Decentralized authorization: leveraging the blockchain technique, the proposed BlendCAC scheme allows domain owners to control their devices and resource without depending on a centralized third authority to establish the trust relationship with unknown nodes; instead, it could define a domain-specific access authorization policy, which is critical to the scalable, heterogeneous and dynamic IoT-based applications;
Edge computing driven intelligence: thanks to the blockchain technology, the BlendCAC scheme provides a device driven access control framework that is suitable for the distributed nature of IoT environments. Through transferring power and intelligence from the centralized cloud server to the edge of network, the risk of performance bottleneck and the single point of failure are mitigated, and the smart things are capable of protecting their own resource and privacy by enforcing user-defined security mechanism;

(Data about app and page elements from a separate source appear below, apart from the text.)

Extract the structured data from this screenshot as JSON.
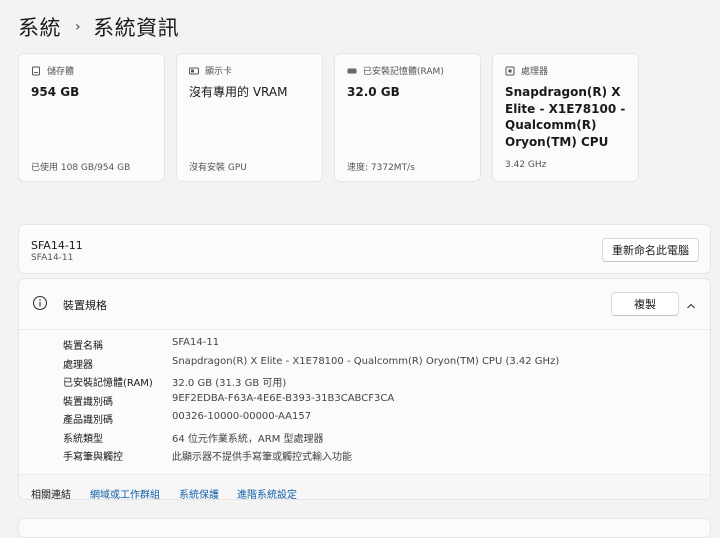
{
  "breadcrumb": {
    "parent": "系統",
    "separator": "›",
    "current": "系統資訊"
  },
  "cards": [
    {
      "label": "儲存體",
      "icon": "storage-icon",
      "value": "954 GB",
      "footer": "已使用 108 GB/954 GB"
    },
    {
      "label": "顯示卡",
      "icon": "display-icon",
      "value": "沒有專用的 VRAM",
      "footer": "沒有安裝 GPU"
    },
    {
      "label": "已安裝記憶體(RAM)",
      "icon": "memory-icon",
      "value": "32.0 GB",
      "footer": "速度: 7372MT/s"
    },
    {
      "label": "處理器",
      "icon": "processor-icon",
      "value": "Snapdragon(R) X Elite - X1E78100 - Qualcomm(R) Oryon(TM) CPU",
      "footer": "3.42 GHz"
    }
  ],
  "device": {
    "name": "SFA14-11",
    "subtitle": "SFA14-11",
    "rename_label": "重新命名此電腦"
  },
  "specs": {
    "title": "裝置規格",
    "copy_label": "複製",
    "rows": [
      {
        "key": "裝置名稱",
        "value": "SFA14-11"
      },
      {
        "key": "處理器",
        "value": "Snapdragon(R) X Elite - X1E78100 - Qualcomm(R) Oryon(TM) CPU (3.42 GHz)"
      },
      {
        "key": "已安裝記憶體(RAM)",
        "value": "32.0 GB (31.3 GB 可用)"
      },
      {
        "key": "裝置識別碼",
        "value": "9EF2EDBA-F63A-4E6E-B393-31B3CABCF3CA"
      },
      {
        "key": "產品識別碼",
        "value": "00326-10000-00000-AA157"
      },
      {
        "key": "系統類型",
        "value": "64 位元作業系統，ARM 型處理器"
      },
      {
        "key": "手寫筆與觸控",
        "value": "此顯示器不提供手寫筆或觸控式輸入功能"
      }
    ]
  },
  "related": {
    "label": "相關連結",
    "links": [
      "網域或工作群組",
      "系統保護",
      "進階系統設定"
    ]
  },
  "colors": {
    "accent_link": "#0f5ea8",
    "background": "#f3f3f3",
    "card": "#fbfbfb"
  }
}
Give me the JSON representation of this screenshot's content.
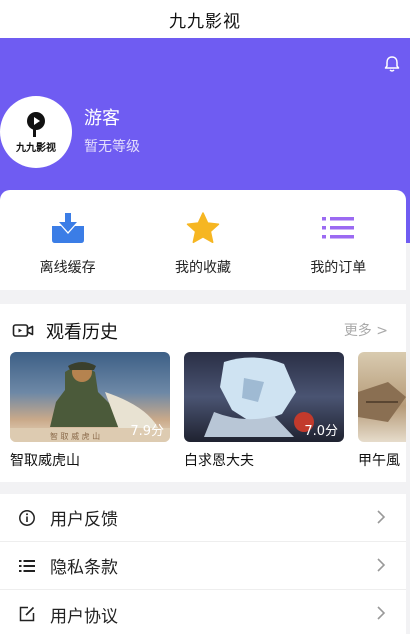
{
  "app": {
    "title": "九九影视"
  },
  "user": {
    "name": "游客",
    "level": "暂无等级",
    "avatar_text": "九九影视"
  },
  "colors": {
    "accent": "#6f5cf2",
    "download": "#3b7de6",
    "star": "#f6b622",
    "orders": "#9b6af2"
  },
  "quick_actions": [
    {
      "label": "离线缓存",
      "icon": "download-tray-icon"
    },
    {
      "label": "我的收藏",
      "icon": "star-icon"
    },
    {
      "label": "我的订单",
      "icon": "list-icon"
    }
  ],
  "history": {
    "title": "观看历史",
    "more": "更多 >",
    "items": [
      {
        "name": "智取威虎山",
        "score": "7.9分"
      },
      {
        "name": "白求恩大夫",
        "score": "7.0分"
      },
      {
        "name": "甲午風",
        "score": ""
      }
    ]
  },
  "menu": [
    {
      "label": "用户反馈",
      "icon": "info-circle-icon"
    },
    {
      "label": "隐私条款",
      "icon": "list-icon"
    },
    {
      "label": "用户协议",
      "icon": "edit-square-icon"
    }
  ]
}
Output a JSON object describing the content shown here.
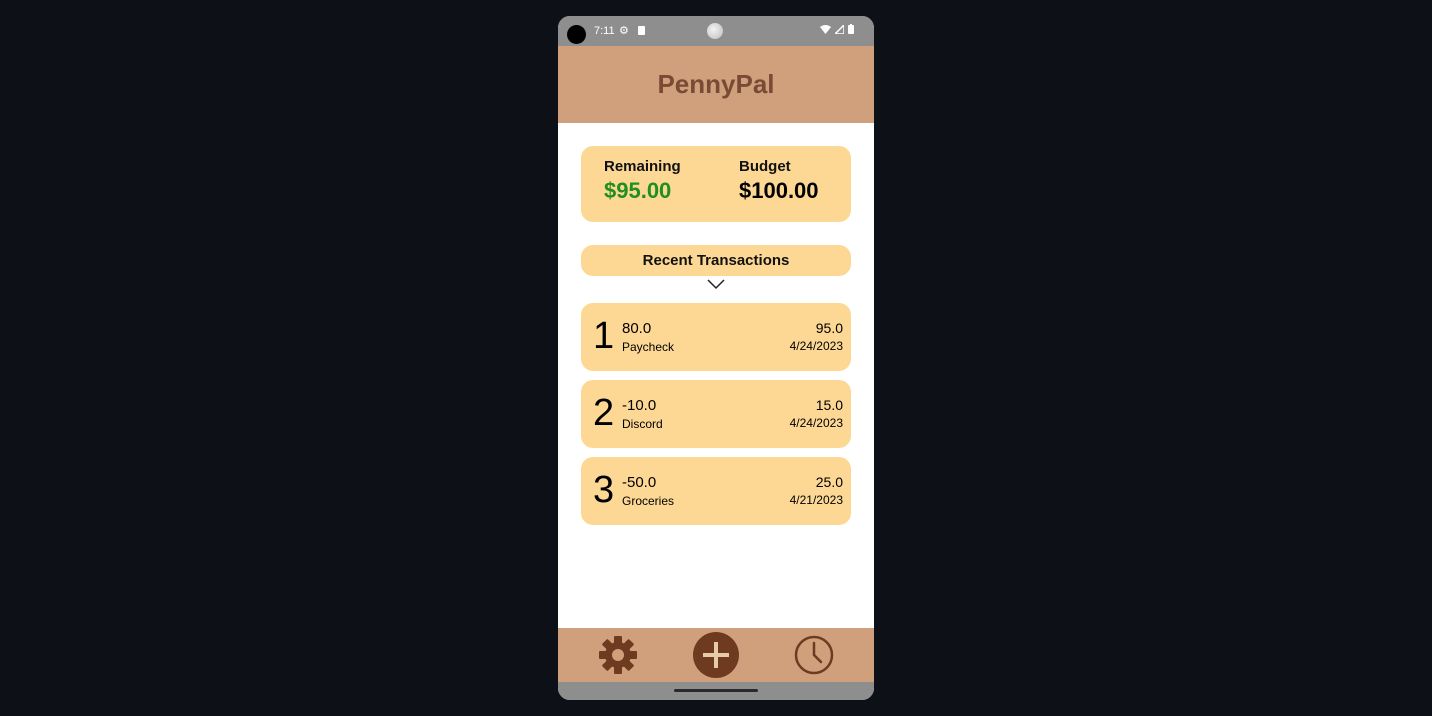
{
  "status_bar": {
    "time": "7:11",
    "icons": [
      "camera-cutout-icon",
      "settings-status-icon",
      "sd-card-icon",
      "notification-dot-icon",
      "wifi-icon",
      "cellular-icon",
      "battery-icon"
    ]
  },
  "app": {
    "title": "PennyPal",
    "colors": {
      "header": "#d0a07d",
      "card": "#fdd894",
      "title": "#7a4a35",
      "remaining": "#1f8f1f",
      "nav_icon": "#6e3a20"
    }
  },
  "summary": {
    "remaining_label": "Remaining",
    "remaining_value": "$95.00",
    "budget_label": "Budget",
    "budget_value": "$100.00"
  },
  "recent": {
    "label": "Recent Transactions",
    "expand_icon": "chevron-down-icon"
  },
  "transactions": [
    {
      "index": "1",
      "amount": "80.0",
      "name": "Paycheck",
      "balance": "95.0",
      "date": "4/24/2023"
    },
    {
      "index": "2",
      "amount": "-10.0",
      "name": "Discord",
      "balance": "15.0",
      "date": "4/24/2023"
    },
    {
      "index": "3",
      "amount": "-50.0",
      "name": "Groceries",
      "balance": "25.0",
      "date": "4/21/2023"
    }
  ],
  "nav": {
    "items": [
      "gear-icon",
      "add-icon",
      "clock-icon"
    ]
  }
}
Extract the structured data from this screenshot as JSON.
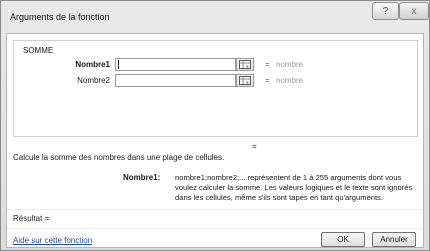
{
  "window": {
    "title": "Arguments de la fonction",
    "help_glyph": "?",
    "close_glyph": "x"
  },
  "group": {
    "label": "SOMME",
    "args": [
      {
        "label": "Nombre1",
        "value": "",
        "equals": "=",
        "hint": "nombre",
        "bold": true
      },
      {
        "label": "Nombre2",
        "value": "",
        "equals": "=",
        "hint": "nombre",
        "bold": false
      }
    ]
  },
  "result_equals": "=",
  "description": "Calcule la somme des nombres dans une plage de cellules.",
  "arg_help": {
    "label": "Nombre1:",
    "lines": [
      "nombre1;nombre2;... représentent de 1 à 255 arguments dont vous",
      "voulez calculer la somme. Les valeurs logiques et le texte sont ignorés",
      "dans les cellules, même s'ils sont tapés en tant qu'arguments."
    ]
  },
  "result_label": "Résultat =",
  "help_link": "Aide sur cette fonction",
  "buttons": {
    "ok": "OK",
    "cancel": "Annuler"
  },
  "icons": {
    "help": "help-icon",
    "close": "close-icon",
    "range_select": "collapse-dialog-icon"
  }
}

Fine granularity: enforcing access right validation on local service providers enables the smart devices to make decisions whether or not to grant access to certain services according to the local environmental conditions. Fine-grained access control with the less privilege access principle prevents privilege escalation, even if an attacker steals a capability token; and
Lightweight design: compared to the XML-based language for access control, such as XACML, JSON is a lightweight technology that is suitable for the resource constrained platforms. Given the experimental results, our JSON based capability token structure introduces small overhead on the computation and network performance.

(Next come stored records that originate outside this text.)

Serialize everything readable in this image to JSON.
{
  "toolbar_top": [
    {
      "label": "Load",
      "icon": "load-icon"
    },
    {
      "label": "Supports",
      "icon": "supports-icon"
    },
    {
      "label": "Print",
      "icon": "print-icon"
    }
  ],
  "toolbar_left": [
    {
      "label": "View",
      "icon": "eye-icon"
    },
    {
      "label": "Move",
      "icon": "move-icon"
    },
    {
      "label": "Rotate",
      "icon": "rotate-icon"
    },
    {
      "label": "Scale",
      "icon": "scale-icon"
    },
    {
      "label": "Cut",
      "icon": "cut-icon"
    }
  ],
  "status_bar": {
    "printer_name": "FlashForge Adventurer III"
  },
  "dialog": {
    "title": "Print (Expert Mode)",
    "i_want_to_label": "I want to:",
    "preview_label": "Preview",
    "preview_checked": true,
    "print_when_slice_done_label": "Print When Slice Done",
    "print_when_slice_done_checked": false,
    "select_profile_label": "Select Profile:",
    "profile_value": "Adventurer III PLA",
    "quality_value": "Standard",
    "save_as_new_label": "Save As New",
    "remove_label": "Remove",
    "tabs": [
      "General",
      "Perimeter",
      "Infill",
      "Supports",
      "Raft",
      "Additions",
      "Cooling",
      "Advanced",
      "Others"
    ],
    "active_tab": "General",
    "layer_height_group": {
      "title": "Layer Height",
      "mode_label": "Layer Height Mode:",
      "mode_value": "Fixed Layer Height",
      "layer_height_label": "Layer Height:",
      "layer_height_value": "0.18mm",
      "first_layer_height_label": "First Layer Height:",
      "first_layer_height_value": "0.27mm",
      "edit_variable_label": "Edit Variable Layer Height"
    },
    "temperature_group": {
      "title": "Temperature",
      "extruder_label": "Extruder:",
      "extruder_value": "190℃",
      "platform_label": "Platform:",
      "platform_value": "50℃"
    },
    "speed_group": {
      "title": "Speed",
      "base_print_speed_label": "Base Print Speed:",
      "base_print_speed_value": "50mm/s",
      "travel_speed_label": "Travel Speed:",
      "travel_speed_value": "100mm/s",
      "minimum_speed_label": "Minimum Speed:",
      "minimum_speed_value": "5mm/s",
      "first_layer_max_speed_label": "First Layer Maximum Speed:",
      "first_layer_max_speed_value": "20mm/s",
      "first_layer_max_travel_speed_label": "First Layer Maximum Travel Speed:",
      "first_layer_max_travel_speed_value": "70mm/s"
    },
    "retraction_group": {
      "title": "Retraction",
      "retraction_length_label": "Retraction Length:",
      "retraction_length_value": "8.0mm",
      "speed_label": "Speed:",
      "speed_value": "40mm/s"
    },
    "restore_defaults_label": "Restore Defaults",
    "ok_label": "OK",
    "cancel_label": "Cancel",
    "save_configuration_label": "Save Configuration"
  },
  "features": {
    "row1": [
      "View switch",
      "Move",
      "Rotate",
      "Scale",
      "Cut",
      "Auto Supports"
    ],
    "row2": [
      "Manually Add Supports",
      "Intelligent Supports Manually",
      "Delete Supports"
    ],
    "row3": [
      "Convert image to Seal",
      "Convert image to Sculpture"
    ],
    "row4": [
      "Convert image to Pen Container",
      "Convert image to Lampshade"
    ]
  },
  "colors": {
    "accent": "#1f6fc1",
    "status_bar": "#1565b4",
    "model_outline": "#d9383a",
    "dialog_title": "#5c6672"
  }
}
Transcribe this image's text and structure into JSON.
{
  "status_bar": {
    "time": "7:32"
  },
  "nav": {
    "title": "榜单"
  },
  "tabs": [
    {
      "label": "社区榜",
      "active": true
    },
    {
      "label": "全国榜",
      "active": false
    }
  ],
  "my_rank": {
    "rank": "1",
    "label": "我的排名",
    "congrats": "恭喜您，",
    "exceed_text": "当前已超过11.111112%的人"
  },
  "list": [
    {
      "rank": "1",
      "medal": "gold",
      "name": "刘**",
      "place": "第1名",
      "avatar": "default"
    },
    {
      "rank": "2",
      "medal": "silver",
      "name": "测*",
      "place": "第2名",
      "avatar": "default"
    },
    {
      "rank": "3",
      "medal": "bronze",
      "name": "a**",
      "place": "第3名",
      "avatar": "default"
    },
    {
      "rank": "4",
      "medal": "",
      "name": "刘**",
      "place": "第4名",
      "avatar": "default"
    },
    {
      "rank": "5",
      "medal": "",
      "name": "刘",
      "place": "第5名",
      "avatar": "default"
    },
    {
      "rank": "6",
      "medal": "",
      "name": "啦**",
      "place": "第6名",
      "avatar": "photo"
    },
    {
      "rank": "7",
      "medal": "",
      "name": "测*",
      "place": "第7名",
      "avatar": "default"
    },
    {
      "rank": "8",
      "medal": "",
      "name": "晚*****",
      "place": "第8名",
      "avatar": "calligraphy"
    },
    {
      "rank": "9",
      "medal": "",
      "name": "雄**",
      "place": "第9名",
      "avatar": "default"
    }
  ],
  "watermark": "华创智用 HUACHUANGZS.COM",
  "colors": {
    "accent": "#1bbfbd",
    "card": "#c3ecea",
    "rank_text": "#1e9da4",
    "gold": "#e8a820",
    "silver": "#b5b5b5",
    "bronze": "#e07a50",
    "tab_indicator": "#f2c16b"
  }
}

In this paper, we proposed a decentralized capability-based access control framework leveraging the smart contract and blockchain technology, called BlendCAC, to handle the challenges in access control strategies for IoTs. A concept-proof prototype has been built in a physical IoT network environment to verify the feasibility of the proposed BlendCAC. The BlendCAC model is transcoded to smart contracts and works on the private Ethereum blockchain network. The desktops and laptops serve as miners to maintain the sanctity of transactions recorded on the blockchain, while Raspberry PI devices act as edge computing nodes to access and to provide IoT-based services. Extensive experimental studies have been conducted and the results are encouraging. It validated that the BlendCAC scheme is able to efficiently and effectively enforce access control authorization and validation in a distributed, trustless IoT network. This work has demonstrated that our proposed BlendCAC framework is a promising approach to provide a scalable, fine-grained and lightweight access control for IoT networks.
While the reported work has shown a wonderful potential, there is still a long way to go to build a complete decentralized security solution for IoTs and edge computing. Deeper insights are expected. Part of our on-going effort is focused on further exploration of the blockchain based access control scheme in real-world applications. Taking the smart surveillance system as a case study, the proposed BlendCAC will be extended to protect network cameras and motion sensors in the novel urban surveillance platform we developed recently [chen2017enabling, xu2017real].